Remembering the future; AI’s insatiable thirst for electricity; noctambulous, given to walking, cycling and inline skating by night; lights/clothes that glow in 'black light’ – light sources that contain UV light/blue – and in animals, e.g. swallowtail butterfly; biohybrids, human bioluminescence (the as-yet unnamed printable, metal-free electrode jelly that conducts better than metals via clusters of nickel atoms strung like pearls); George Eliot; Trent Alexander-Arnold; Grace Wales Bonner; Jill Scott; Ella Hollywood; Luigi Luca Cavalli–Sforza; tornados and other features of the weather system, referred to by Native American tribes as Thunderer Persons; #NDPL; mid-19th century bronze astral lamps; lamp meditation with only the flame of ghee in abundance; Trataka, the anchoring practice of light; the most recently discovered part of the human body, found in a layer of the masseter muscle, which raises the lower jaw and critical for chewing, would have an impact on diet and the evolving human voice; children who run on all fours; my friend Lisa Arkhangelskaya has contact lenses modified to the colour spectrum of her dog's eyes ('bluish-yellow' and 'greenish-red' are the alleged ‘impossible’ colours that our eyes haven’t seen yet).

In a key book of our time, Anna Tsing describes how, in the twentieth century, financial trading was thought to carry the pulse of progress.

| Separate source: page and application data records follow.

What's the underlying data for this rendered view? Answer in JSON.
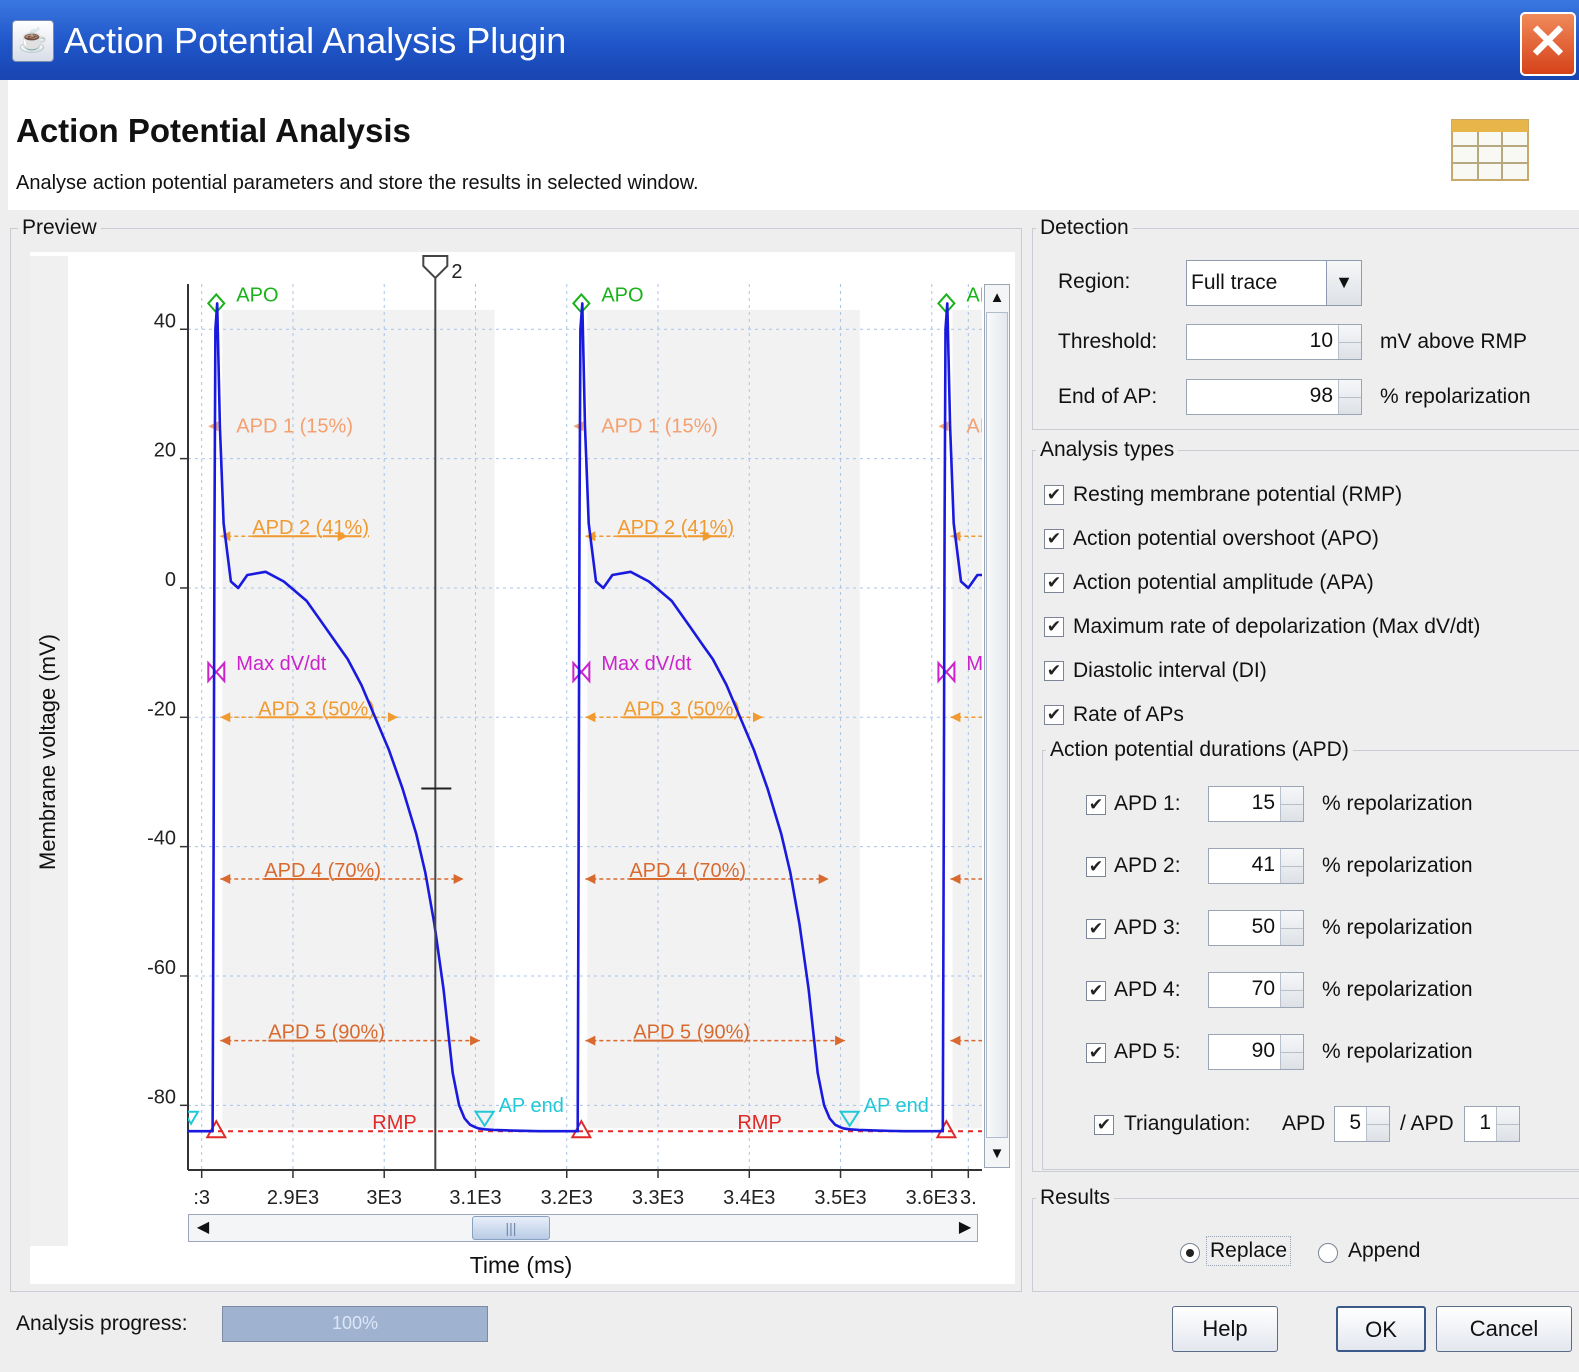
{
  "window": {
    "title": "Action Potential Analysis Plugin"
  },
  "header": {
    "title": "Action Potential Analysis",
    "description": "Analyse action potential parameters and store the results in selected window."
  },
  "preview": {
    "label": "Preview",
    "cursor_label": "2",
    "markers": {
      "apo": "APO",
      "apd1": "APD 1 (15%)",
      "apd2": "APD 2 (41%)",
      "maxdvdt": "Max dV/dt",
      "apd3": "APD 3 (50%)",
      "apd4": "APD 4 (70%)",
      "apd5": "APD 5 (90%)",
      "rmp": "RMP",
      "ap_end": "AP end"
    },
    "colors": {
      "trace": "#1a1adf",
      "apo": "#1ab21a",
      "apd1": "#f4a070",
      "apd2": "#f09a30",
      "maxdvdt": "#cc22cc",
      "apd3": "#f09a30",
      "apd4": "#d86a30",
      "apd5": "#d86a30",
      "rmp": "#e02828",
      "ap_end": "#22c8d8"
    }
  },
  "chart_data": {
    "type": "line",
    "xlabel": "Time (ms)",
    "ylabel": "Membrane voltage (mV)",
    "ylim": [
      -90,
      47
    ],
    "xlim": [
      2785,
      3655
    ],
    "x_ticks": [
      ":3",
      "2.9E3",
      "3E3",
      "3.1E3",
      "3.2E3",
      "3.3E3",
      "3.4E3",
      "3.5E3",
      "3.6E3",
      "3."
    ],
    "x_tick_values": [
      2800,
      2900,
      3000,
      3100,
      3200,
      3300,
      3400,
      3500,
      3600,
      3640
    ],
    "y_ticks": [
      40,
      20,
      0,
      -20,
      -40,
      -60,
      -80
    ],
    "grid": true,
    "cursor_x": 3056,
    "series": [
      {
        "x": [
          2785,
          2812,
          2813,
          2814,
          2815,
          2817,
          2820,
          2824,
          2832,
          2840,
          2850,
          2870,
          2890,
          2915,
          2935,
          2950,
          2960,
          2975,
          2990,
          3005,
          3020,
          3035,
          3045,
          3055,
          3065,
          3075,
          3082,
          3088,
          3094,
          3100,
          3104,
          3110,
          3120,
          3140,
          3170,
          3190,
          3212,
          3213,
          3214,
          3215,
          3217,
          3220,
          3224,
          3232,
          3240,
          3250,
          3270,
          3290,
          3315,
          3335,
          3350,
          3360,
          3375,
          3390,
          3405,
          3420,
          3435,
          3445,
          3455,
          3465,
          3475,
          3482,
          3488,
          3494,
          3500,
          3504,
          3510,
          3520,
          3540,
          3570,
          3590,
          3612,
          3613,
          3614,
          3615,
          3617,
          3620,
          3624,
          3632,
          3640,
          3650,
          3655
        ],
        "y": [
          -84,
          -84,
          -40,
          10,
          40,
          44,
          25,
          10,
          1,
          0,
          2,
          2.5,
          1,
          -2,
          -6,
          -9,
          -11,
          -15,
          -20,
          -25,
          -31,
          -38,
          -44,
          -52,
          -62,
          -75,
          -80,
          -82,
          -83,
          -83.4,
          -83.6,
          -83.7,
          -83.8,
          -83.9,
          -84,
          -84,
          -84,
          -40,
          10,
          40,
          44,
          25,
          10,
          1,
          0,
          2,
          2.5,
          1,
          -2,
          -6,
          -9,
          -11,
          -15,
          -20,
          -25,
          -31,
          -38,
          -44,
          -52,
          -62,
          -75,
          -80,
          -82,
          -83,
          -83.4,
          -83.6,
          -83.7,
          -83.8,
          -83.9,
          -84,
          -84,
          -84,
          -40,
          10,
          40,
          44,
          25,
          10,
          1,
          0,
          2,
          2
        ]
      }
    ],
    "annotations": {
      "apo_x": [
        2816,
        3216,
        3616
      ],
      "apo_y": 44,
      "apd1_y": 25,
      "apd2_y": 8,
      "maxdvdt_y": -13,
      "apd3_y": -20,
      "apd4_y": -45,
      "apd5_y": -70,
      "rmp_y": -84,
      "apd2_end_x": [
        2960,
        3360
      ],
      "apd3_end_x": [
        3015,
        3415
      ],
      "apd4_end_x": [
        3087,
        3487
      ],
      "apd5_end_x": [
        3105,
        3505
      ],
      "apend_x": [
        3110,
        3510
      ]
    }
  },
  "detection": {
    "label": "Detection",
    "region_label": "Region:",
    "region_value": "Full trace",
    "threshold_label": "Threshold:",
    "threshold_value": "10",
    "threshold_unit": "mV above RMP",
    "end_label": "End of AP:",
    "end_value": "98",
    "end_unit": "% repolarization"
  },
  "analysis": {
    "label": "Analysis types",
    "items": [
      {
        "label": "Resting membrane potential (RMP)",
        "checked": true
      },
      {
        "label": "Action potential overshoot (APO)",
        "checked": true
      },
      {
        "label": "Action potential amplitude (APA)",
        "checked": true
      },
      {
        "label": "Maximum rate of depolarization (Max dV/dt)",
        "checked": true
      },
      {
        "label": "Diastolic interval (DI)",
        "checked": true
      },
      {
        "label": "Rate of APs",
        "checked": true
      }
    ],
    "apd_group_label": "Action potential durations (APD)",
    "apd": [
      {
        "label": "APD 1:",
        "value": "15",
        "unit": "% repolarization",
        "checked": true
      },
      {
        "label": "APD 2:",
        "value": "41",
        "unit": "% repolarization",
        "checked": true
      },
      {
        "label": "APD 3:",
        "value": "50",
        "unit": "% repolarization",
        "checked": true
      },
      {
        "label": "APD 4:",
        "value": "70",
        "unit": "% repolarization",
        "checked": true
      },
      {
        "label": "APD 5:",
        "value": "90",
        "unit": "% repolarization",
        "checked": true
      }
    ],
    "triangulation": {
      "label": "Triangulation:",
      "apd_a_label": "APD",
      "apd_a_value": "5",
      "apd_b_label": "/ APD",
      "apd_b_value": "1",
      "checked": true
    }
  },
  "results": {
    "label": "Results",
    "replace": "Replace",
    "append": "Append",
    "selected": "replace"
  },
  "footer": {
    "progress_label": "Analysis progress:",
    "progress_text": "100%",
    "progress_fraction": 1.0,
    "help": "Help",
    "ok": "OK",
    "cancel": "Cancel"
  }
}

As if increasing the world’s wealth was our only measure of social value. As if all we had to do was tie our own life rhythms to the forward propulsion of investment capital, and we could all become a unit in the algorithms of financial growth. Seek it out and the term modern seems, again and again, to refer only to certain elegant abstractions. But if anything is contemporary of our time it is an ability to survive by sifting through the chaos of of our economic systems, like the ‘gleaners’ of Agnes Varda’s film Les Glaneurs (2000) or anthropologist Elizabeth Fisher’s carrier bag theory of evolution, which proposes that instead of hunting tools, the first cultural device used by humans may have been a woven carrier bag for transporting the vegetables they gathered.

"My friend Lisa Arkhangelskaya has contact lenses modified to the colour spectrum of her dog’s eyes"

Tsing, in her book The Mushroom at the End of the World (2015), goes on to explore the timeless rhythms of a salvage capitalism. Part of the residue of a world in which the expectations of global economic progress have been replaced by concerns about climate change, AI, and the potential dystopia of a cashless society. Bruno Latour, in another valuable book of this deeply apprehensive time (We Have Never Been Modern, 1991), calls for the equal testimony of non-humans, to acknowledge in full how the substance of life is in the connections between everything. The recognition of very different kinds of persons, hybrids of nature and culture that were always part of the social fabric of a world that is far from human and clearly not modern, or in any way seamless – unless when we say modern we are referring more tragically to a human ingenuity that invents ecocides and large scale famine, along with the forever chemical of human war.

A modern is one who belongs to an ancient period or epoch but lives in the present time and moment.

Uncaptioned image.

Thunderer Person

Sioux Falls, South Dakota, 2023

Photo courtesy of Sioux Falls South Dakota News

Technically it is a 'supercell mesocyclone’, a new species of tornado, brought on by aspects of climate, it has a spin radius of ten miles and lasts for an hour. So- called Tornado Alley is also shifting eastwards, so it’s very likely that these supercell tornados will soon be striking the large cities of the US east coast. Tornados and other features of the weather system are referred to, by Native American tribes, as Thunderer Persons. They are considered tribal members and participate in tribal meetings, as I learned from my recent  residency with the Sioux Indians in South Dakota. The status of the weather systems in Native tribal life extends a relationship with the climate to allow equal status with other creatures and non-human persons inhabiting the planet. Ancient and modern.

– Paul Elliman, artist and forager

Excerpt from Middle Plane Issue No.8 (Winter/Spring 2024). Read further musings on modernity from Martin Parr, Amia Srinivasan, Massimo Bottura, Kengo Kuma, Helmut Lang and more by ordering your copy here.